-- Opening Marker --

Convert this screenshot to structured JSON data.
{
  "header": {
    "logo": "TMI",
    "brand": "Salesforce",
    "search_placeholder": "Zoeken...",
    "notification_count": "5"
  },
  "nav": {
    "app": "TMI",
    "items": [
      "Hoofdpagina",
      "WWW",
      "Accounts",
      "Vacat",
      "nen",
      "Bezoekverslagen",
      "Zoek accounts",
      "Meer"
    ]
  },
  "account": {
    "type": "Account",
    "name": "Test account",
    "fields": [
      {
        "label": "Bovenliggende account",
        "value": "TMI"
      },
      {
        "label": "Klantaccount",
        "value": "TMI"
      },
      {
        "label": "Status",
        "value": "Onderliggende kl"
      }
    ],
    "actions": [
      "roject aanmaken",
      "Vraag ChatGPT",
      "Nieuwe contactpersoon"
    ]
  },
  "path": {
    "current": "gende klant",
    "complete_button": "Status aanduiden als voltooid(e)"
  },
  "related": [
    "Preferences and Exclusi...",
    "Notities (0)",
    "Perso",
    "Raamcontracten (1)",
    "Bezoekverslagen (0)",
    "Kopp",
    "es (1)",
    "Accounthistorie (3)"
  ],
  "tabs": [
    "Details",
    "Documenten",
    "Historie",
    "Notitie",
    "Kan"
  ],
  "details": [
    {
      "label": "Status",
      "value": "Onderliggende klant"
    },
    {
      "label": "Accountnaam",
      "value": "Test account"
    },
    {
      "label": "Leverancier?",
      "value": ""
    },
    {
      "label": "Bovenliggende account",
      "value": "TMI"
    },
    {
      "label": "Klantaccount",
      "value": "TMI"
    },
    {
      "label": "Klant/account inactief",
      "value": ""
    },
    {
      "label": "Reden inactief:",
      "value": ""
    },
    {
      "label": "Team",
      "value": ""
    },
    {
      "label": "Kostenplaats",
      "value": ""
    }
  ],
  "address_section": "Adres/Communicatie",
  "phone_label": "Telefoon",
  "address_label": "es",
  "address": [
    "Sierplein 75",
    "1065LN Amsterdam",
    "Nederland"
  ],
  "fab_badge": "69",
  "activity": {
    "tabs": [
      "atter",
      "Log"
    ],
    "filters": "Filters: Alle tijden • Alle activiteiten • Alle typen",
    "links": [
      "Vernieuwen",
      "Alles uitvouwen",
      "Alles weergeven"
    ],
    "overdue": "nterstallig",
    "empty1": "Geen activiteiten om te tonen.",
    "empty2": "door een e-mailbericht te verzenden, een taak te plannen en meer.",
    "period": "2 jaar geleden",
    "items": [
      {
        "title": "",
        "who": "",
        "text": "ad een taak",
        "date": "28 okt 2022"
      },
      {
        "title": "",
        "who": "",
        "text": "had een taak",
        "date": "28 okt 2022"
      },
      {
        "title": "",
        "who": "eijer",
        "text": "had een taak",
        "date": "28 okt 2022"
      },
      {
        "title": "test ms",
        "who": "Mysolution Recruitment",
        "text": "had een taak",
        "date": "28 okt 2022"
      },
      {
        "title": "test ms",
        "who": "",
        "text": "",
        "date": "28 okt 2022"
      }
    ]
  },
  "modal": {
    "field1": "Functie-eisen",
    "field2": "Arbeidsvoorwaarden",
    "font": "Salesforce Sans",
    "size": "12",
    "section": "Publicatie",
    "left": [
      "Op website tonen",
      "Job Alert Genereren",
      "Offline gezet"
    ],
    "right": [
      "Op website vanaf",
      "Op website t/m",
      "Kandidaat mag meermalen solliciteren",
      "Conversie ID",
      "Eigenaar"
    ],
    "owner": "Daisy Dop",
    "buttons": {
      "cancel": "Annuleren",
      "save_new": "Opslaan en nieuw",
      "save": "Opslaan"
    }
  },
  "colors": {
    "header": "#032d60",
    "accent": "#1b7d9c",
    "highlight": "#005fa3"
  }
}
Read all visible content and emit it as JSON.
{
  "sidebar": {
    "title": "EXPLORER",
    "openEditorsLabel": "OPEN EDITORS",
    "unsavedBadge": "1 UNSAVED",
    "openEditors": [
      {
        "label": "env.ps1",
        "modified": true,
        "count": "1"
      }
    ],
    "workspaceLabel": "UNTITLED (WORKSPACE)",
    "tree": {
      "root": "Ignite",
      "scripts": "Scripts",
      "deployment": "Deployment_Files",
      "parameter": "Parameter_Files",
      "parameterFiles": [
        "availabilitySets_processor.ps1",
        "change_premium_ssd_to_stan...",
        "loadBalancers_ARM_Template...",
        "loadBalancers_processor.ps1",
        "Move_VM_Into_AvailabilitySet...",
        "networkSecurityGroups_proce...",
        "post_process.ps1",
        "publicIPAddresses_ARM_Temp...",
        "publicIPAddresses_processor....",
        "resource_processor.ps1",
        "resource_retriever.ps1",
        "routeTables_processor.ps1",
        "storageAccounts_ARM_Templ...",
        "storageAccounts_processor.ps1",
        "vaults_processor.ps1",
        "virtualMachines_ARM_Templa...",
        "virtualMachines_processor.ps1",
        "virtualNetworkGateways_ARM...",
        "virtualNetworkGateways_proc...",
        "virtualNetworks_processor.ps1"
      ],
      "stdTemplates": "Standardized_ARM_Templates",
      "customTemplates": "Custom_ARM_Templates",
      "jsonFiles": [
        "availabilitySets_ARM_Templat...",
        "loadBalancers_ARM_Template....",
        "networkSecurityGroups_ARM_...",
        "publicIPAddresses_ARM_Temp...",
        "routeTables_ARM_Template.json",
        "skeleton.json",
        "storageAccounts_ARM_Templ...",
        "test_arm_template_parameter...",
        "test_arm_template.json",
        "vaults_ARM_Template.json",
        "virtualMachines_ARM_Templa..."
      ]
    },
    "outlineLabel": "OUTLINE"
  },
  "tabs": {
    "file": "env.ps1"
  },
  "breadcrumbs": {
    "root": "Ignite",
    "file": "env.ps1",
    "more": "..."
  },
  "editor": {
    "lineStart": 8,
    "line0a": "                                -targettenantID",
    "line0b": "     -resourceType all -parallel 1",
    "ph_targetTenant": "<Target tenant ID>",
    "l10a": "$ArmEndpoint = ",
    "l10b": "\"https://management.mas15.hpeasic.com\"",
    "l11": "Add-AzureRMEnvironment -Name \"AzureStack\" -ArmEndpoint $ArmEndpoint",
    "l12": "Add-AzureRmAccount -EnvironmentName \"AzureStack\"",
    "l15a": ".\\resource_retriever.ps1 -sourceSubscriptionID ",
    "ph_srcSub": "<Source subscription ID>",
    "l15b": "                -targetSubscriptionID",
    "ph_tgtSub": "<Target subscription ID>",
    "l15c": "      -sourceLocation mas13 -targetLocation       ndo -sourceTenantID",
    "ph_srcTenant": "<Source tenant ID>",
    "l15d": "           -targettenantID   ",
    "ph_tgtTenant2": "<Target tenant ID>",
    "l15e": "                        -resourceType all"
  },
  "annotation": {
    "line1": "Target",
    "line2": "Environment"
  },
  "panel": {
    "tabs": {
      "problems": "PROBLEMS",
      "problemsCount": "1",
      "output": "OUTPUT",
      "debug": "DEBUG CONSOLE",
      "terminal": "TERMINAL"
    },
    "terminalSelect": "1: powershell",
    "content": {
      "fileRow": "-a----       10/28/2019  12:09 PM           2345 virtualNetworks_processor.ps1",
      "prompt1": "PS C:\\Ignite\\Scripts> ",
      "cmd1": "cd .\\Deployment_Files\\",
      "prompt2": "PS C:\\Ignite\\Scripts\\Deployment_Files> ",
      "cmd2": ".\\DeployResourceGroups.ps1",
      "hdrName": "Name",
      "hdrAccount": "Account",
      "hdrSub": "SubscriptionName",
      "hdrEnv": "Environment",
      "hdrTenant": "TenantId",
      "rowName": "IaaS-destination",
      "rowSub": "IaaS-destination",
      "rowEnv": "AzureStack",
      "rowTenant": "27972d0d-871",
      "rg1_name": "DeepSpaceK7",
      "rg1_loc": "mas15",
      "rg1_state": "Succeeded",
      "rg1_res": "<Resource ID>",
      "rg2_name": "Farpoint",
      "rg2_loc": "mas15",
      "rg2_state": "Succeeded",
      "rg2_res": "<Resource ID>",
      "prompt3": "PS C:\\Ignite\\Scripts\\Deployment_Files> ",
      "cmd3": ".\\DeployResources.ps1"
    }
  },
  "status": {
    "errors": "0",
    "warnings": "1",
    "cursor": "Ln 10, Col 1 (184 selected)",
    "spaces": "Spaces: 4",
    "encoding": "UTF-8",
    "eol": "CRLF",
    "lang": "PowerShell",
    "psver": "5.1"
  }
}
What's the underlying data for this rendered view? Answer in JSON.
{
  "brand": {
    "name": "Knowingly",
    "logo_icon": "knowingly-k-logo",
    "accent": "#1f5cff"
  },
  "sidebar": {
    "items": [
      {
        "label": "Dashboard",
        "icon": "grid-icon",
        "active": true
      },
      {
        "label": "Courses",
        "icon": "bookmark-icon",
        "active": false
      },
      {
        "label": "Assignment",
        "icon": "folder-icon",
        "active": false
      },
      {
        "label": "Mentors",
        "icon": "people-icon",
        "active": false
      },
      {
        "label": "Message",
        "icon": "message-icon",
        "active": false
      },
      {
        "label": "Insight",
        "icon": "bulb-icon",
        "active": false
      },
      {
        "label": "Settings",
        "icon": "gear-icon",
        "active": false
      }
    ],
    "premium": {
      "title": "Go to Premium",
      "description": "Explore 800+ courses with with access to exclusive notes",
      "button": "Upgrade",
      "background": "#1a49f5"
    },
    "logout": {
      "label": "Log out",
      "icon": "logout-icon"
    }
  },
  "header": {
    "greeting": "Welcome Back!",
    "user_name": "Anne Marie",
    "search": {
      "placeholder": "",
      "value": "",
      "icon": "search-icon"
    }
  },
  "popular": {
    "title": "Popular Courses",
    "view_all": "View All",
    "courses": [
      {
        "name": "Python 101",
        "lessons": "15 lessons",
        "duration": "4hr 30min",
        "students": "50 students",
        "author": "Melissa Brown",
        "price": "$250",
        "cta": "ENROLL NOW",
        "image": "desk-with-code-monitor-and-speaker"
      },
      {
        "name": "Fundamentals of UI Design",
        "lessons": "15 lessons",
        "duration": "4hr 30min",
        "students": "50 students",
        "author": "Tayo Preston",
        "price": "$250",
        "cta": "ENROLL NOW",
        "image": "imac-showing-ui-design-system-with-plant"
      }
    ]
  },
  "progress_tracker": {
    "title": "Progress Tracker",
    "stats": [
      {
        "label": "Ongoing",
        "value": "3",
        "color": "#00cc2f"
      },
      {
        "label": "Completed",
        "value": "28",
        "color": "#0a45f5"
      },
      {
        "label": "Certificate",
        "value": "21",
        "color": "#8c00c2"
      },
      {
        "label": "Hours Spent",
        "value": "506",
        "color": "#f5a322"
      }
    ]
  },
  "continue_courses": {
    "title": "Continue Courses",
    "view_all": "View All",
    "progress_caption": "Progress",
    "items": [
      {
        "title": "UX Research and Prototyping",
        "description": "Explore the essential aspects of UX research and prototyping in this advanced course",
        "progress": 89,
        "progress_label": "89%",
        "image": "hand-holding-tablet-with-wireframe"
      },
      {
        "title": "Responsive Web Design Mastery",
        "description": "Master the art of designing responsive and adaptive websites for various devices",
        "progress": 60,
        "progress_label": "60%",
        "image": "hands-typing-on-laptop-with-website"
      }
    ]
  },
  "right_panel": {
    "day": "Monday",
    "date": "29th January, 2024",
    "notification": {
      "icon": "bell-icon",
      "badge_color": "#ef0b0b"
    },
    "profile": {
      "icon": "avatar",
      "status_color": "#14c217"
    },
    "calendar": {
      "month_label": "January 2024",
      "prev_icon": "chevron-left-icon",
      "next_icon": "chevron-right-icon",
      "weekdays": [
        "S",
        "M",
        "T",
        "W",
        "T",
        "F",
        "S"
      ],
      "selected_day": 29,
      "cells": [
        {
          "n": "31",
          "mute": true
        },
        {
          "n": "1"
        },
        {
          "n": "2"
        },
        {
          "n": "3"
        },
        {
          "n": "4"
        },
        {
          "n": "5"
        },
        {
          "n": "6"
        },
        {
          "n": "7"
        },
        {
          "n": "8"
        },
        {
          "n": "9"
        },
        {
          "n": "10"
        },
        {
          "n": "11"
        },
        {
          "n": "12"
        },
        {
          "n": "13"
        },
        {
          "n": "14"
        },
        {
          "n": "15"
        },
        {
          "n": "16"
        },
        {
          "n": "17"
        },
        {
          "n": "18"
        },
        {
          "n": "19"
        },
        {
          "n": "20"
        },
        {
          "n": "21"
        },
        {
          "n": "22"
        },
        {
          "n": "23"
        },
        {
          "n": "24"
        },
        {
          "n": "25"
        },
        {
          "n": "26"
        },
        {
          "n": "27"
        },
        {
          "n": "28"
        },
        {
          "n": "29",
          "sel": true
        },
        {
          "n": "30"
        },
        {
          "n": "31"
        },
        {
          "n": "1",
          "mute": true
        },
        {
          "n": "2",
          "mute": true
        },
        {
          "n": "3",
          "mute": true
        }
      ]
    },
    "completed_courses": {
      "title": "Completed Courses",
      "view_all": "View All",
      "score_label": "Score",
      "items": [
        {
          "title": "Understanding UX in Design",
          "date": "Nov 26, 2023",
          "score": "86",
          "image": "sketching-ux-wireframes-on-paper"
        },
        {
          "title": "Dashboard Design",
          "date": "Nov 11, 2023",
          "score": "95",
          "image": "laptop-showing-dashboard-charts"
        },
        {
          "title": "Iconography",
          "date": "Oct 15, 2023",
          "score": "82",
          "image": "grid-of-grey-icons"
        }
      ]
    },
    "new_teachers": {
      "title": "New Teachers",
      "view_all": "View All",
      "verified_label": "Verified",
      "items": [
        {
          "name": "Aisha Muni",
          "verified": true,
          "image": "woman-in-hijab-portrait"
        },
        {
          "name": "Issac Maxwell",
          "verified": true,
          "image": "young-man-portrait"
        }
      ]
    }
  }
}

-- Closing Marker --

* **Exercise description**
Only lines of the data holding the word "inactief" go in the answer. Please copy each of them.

* **Output below**
      "label": "Klant/account inactief",
      "label": "Reden inactief:",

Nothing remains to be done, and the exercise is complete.